[Records from a collection]
▬▬▬▬▬▬▬▬▬▬
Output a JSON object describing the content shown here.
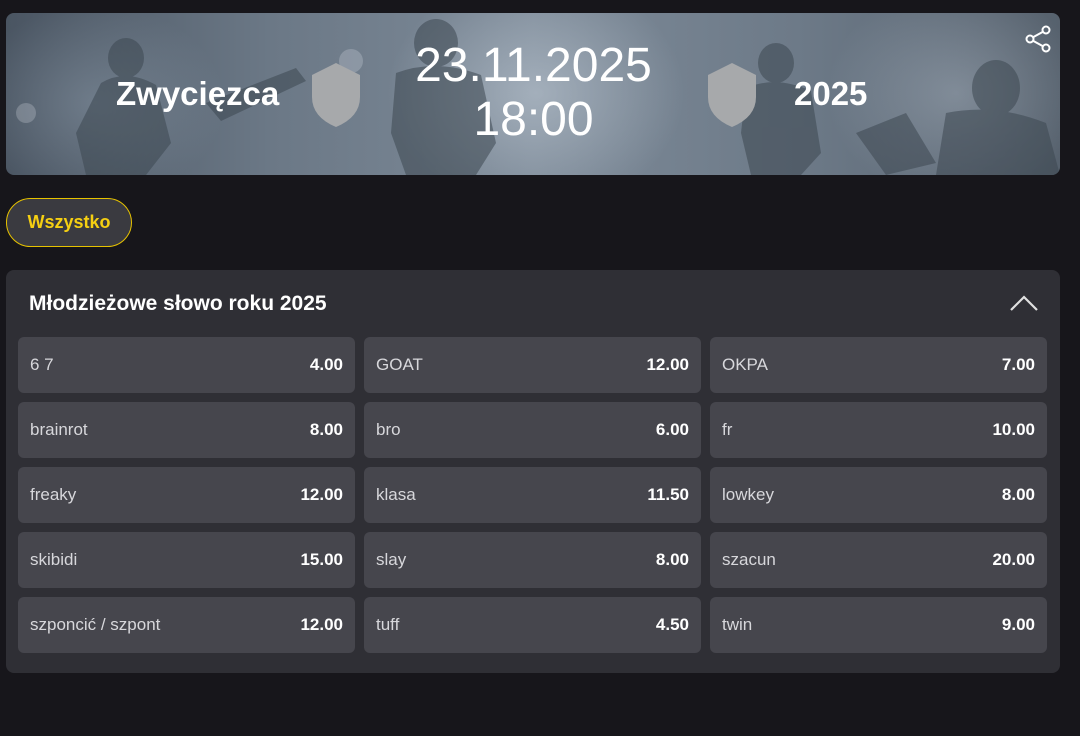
{
  "event": {
    "team_left": "Zwycięzca",
    "team_right": "2025",
    "date": "23.11.2025",
    "time": "18:00",
    "icons": {
      "share": "share-icon",
      "team_badge": "shield-icon"
    }
  },
  "filters": {
    "active": "Wszystko"
  },
  "market": {
    "title": "Młodzieżowe słowo roku 2025",
    "collapse_icon": "chevron-up-icon",
    "outcomes": [
      {
        "name": "6 7",
        "odd": "4.00"
      },
      {
        "name": "GOAT",
        "odd": "12.00"
      },
      {
        "name": "OKPA",
        "odd": "7.00"
      },
      {
        "name": "brainrot",
        "odd": "8.00"
      },
      {
        "name": "bro",
        "odd": "6.00"
      },
      {
        "name": "fr",
        "odd": "10.00"
      },
      {
        "name": "freaky",
        "odd": "12.00"
      },
      {
        "name": "klasa",
        "odd": "11.50"
      },
      {
        "name": "lowkey",
        "odd": "8.00"
      },
      {
        "name": "skibidi",
        "odd": "15.00"
      },
      {
        "name": "slay",
        "odd": "8.00"
      },
      {
        "name": "szacun",
        "odd": "20.00"
      },
      {
        "name": "szponcić / szpont",
        "odd": "12.00"
      },
      {
        "name": "tuff",
        "odd": "4.50"
      },
      {
        "name": "twin",
        "odd": "9.00"
      }
    ]
  },
  "colors": {
    "background": "#17161b",
    "panel": "#2f2f35",
    "cell": "#46464d",
    "accent": "#f5cf12"
  }
}
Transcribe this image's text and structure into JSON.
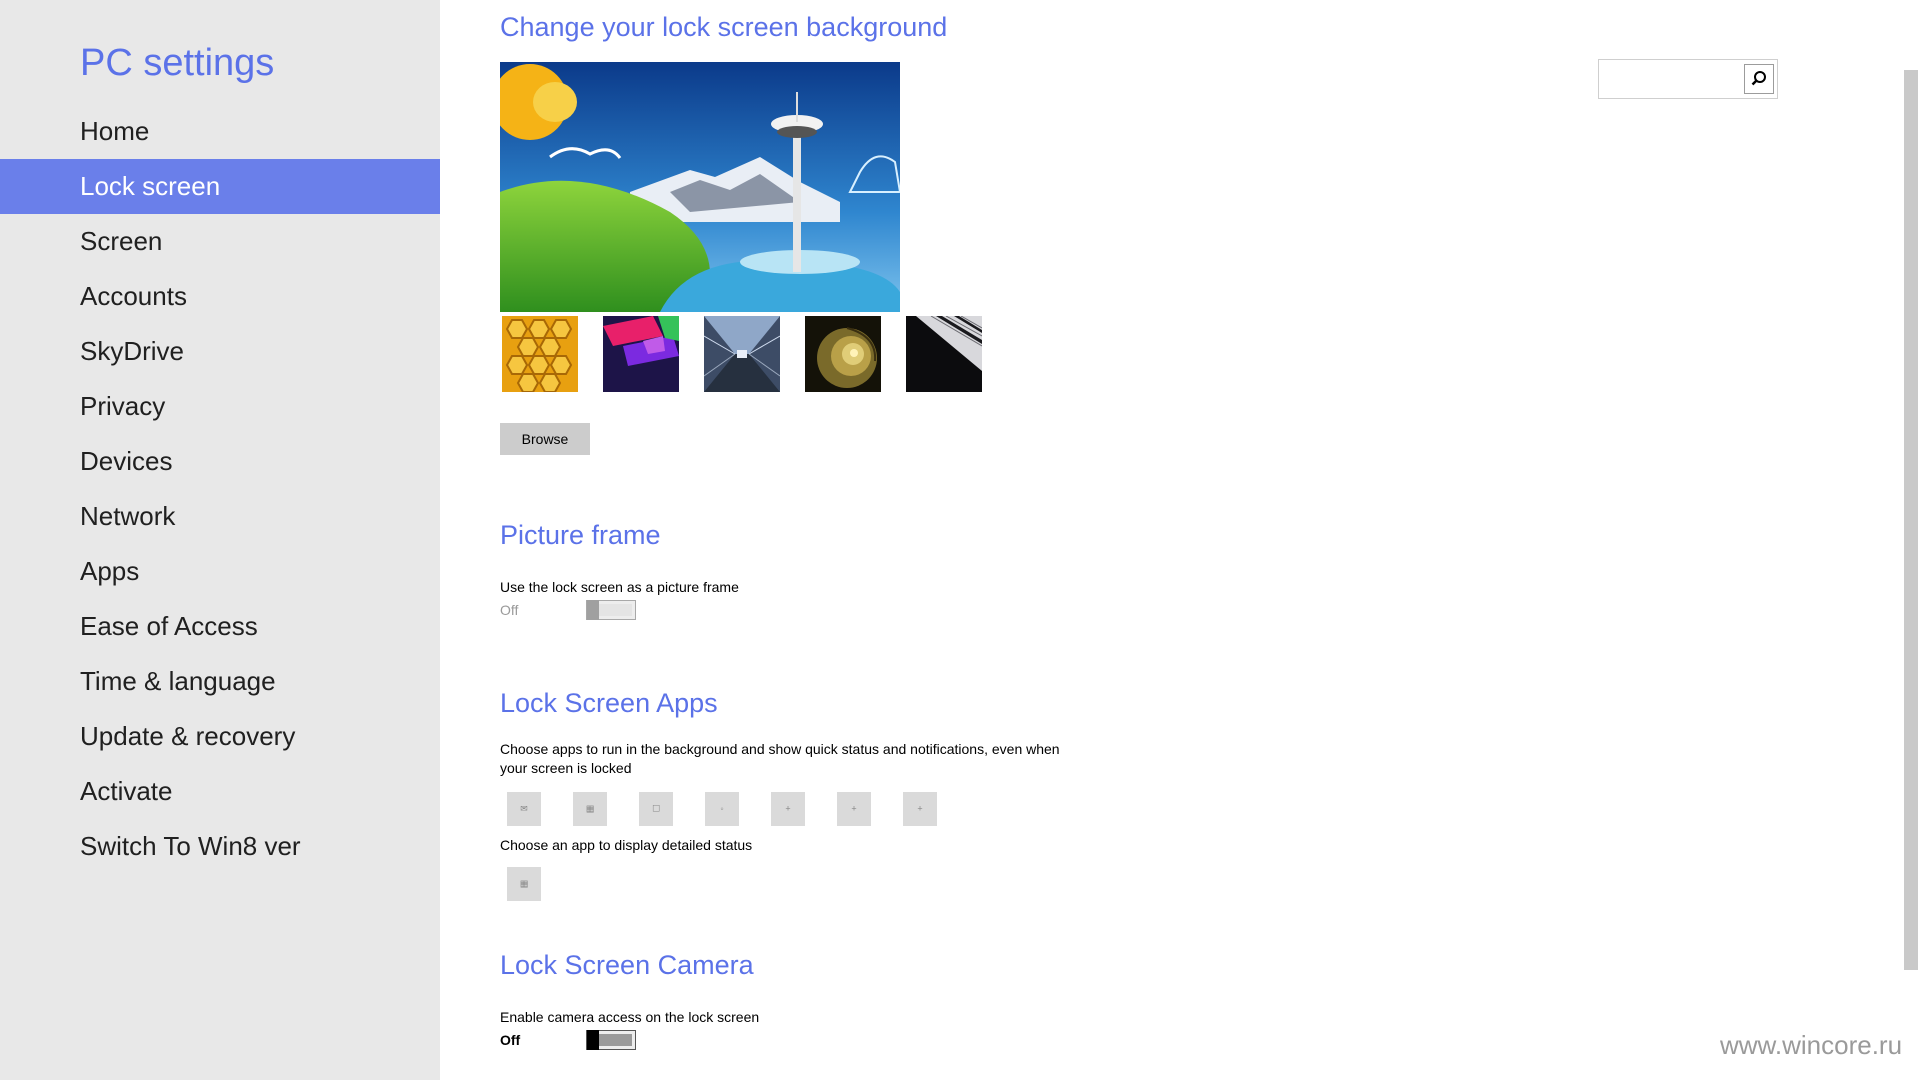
{
  "sidebar": {
    "title": "PC settings",
    "items": [
      {
        "label": "Home"
      },
      {
        "label": "Lock screen",
        "selected": true
      },
      {
        "label": "Screen"
      },
      {
        "label": "Accounts"
      },
      {
        "label": "SkyDrive"
      },
      {
        "label": "Privacy"
      },
      {
        "label": "Devices"
      },
      {
        "label": "Network"
      },
      {
        "label": "Apps"
      },
      {
        "label": "Ease of Access"
      },
      {
        "label": "Time & language"
      },
      {
        "label": "Update & recovery"
      },
      {
        "label": "Activate"
      },
      {
        "label": "Switch To Win8 ver"
      }
    ]
  },
  "background": {
    "title": "Change your lock screen background",
    "browse_label": "Browse",
    "thumbnails": [
      "honeycomb",
      "colored-ribbons",
      "escalator-tunnel",
      "nautilus-shell",
      "piano-keys"
    ]
  },
  "picture_frame": {
    "title": "Picture frame",
    "description": "Use the lock screen as a picture frame",
    "state": "Off"
  },
  "lock_apps": {
    "title": "Lock Screen Apps",
    "description": "Choose apps to run in the background and show quick status and notifications, even when your screen is locked",
    "detailed_label": "Choose an app to display detailed status"
  },
  "camera": {
    "title": "Lock Screen Camera",
    "description": "Enable camera access on the lock screen",
    "state": "Off"
  },
  "search": {
    "value": "",
    "icon": "search-icon"
  },
  "watermark": "www.wincore.ru",
  "colors": {
    "accent": "#5b72e8",
    "selected_bg": "#6a7fea",
    "sidebar_bg": "#e8e8e8"
  }
}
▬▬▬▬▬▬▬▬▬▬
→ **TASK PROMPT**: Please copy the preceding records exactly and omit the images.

→ **EXERCISE OUTPUT**:
Output a JSON object describing the content shown here.
{
  "event": {
    "team_left": "Zwycięzca",
    "team_right": "2025",
    "date": "23.11.2025",
    "time": "18:00",
    "icons": {
      "share": "share-icon",
      "team_badge": "shield-icon"
    }
  },
  "filters": {
    "active": "Wszystko"
  },
  "market": {
    "title": "Młodzieżowe słowo roku 2025",
    "collapse_icon": "chevron-up-icon",
    "outcomes": [
      {
        "name": "6 7",
        "odd": "4.00"
      },
      {
        "name": "GOAT",
        "odd": "12.00"
      },
      {
        "name": "OKPA",
        "odd": "7.00"
      },
      {
        "name": "brainrot",
        "odd": "8.00"
      },
      {
        "name": "bro",
        "odd": "6.00"
      },
      {
        "name": "fr",
        "odd": "10.00"
      },
      {
        "name": "freaky",
        "odd": "12.00"
      },
      {
        "name": "klasa",
        "odd": "11.50"
      },
      {
        "name": "lowkey",
        "odd": "8.00"
      },
      {
        "name": "skibidi",
        "odd": "15.00"
      },
      {
        "name": "slay",
        "odd": "8.00"
      },
      {
        "name": "szacun",
        "odd": "20.00"
      },
      {
        "name": "szponcić / szpont",
        "odd": "12.00"
      },
      {
        "name": "tuff",
        "odd": "4.50"
      },
      {
        "name": "twin",
        "odd": "9.00"
      }
    ]
  },
  "colors": {
    "background": "#17161b",
    "panel": "#2f2f35",
    "cell": "#46464d",
    "accent": "#f5cf12"
  }
}
Transcribe this image's text and structure into JSON.
{
  "sidebar": {
    "title": "PC settings",
    "items": [
      {
        "label": "Home"
      },
      {
        "label": "Lock screen",
        "selected": true
      },
      {
        "label": "Screen"
      },
      {
        "label": "Accounts"
      },
      {
        "label": "SkyDrive"
      },
      {
        "label": "Privacy"
      },
      {
        "label": "Devices"
      },
      {
        "label": "Network"
      },
      {
        "label": "Apps"
      },
      {
        "label": "Ease of Access"
      },
      {
        "label": "Time & language"
      },
      {
        "label": "Update & recovery"
      },
      {
        "label": "Activate"
      },
      {
        "label": "Switch To Win8 ver"
      }
    ]
  },
  "background": {
    "title": "Change your lock screen background",
    "browse_label": "Browse",
    "thumbnails": [
      "honeycomb",
      "colored-ribbons",
      "escalator-tunnel",
      "nautilus-shell",
      "piano-keys"
    ]
  },
  "picture_frame": {
    "title": "Picture frame",
    "description": "Use the lock screen as a picture frame",
    "state": "Off"
  },
  "lock_apps": {
    "title": "Lock Screen Apps",
    "description": "Choose apps to run in the background and show quick status and notifications, even when your screen is locked",
    "detailed_label": "Choose an app to display detailed status"
  },
  "camera": {
    "title": "Lock Screen Camera",
    "description": "Enable camera access on the lock screen",
    "state": "Off"
  },
  "search": {
    "value": "",
    "icon": "search-icon"
  },
  "watermark": "www.wincore.ru",
  "colors": {
    "accent": "#5b72e8",
    "selected_bg": "#6a7fea",
    "sidebar_bg": "#e8e8e8"
  }
}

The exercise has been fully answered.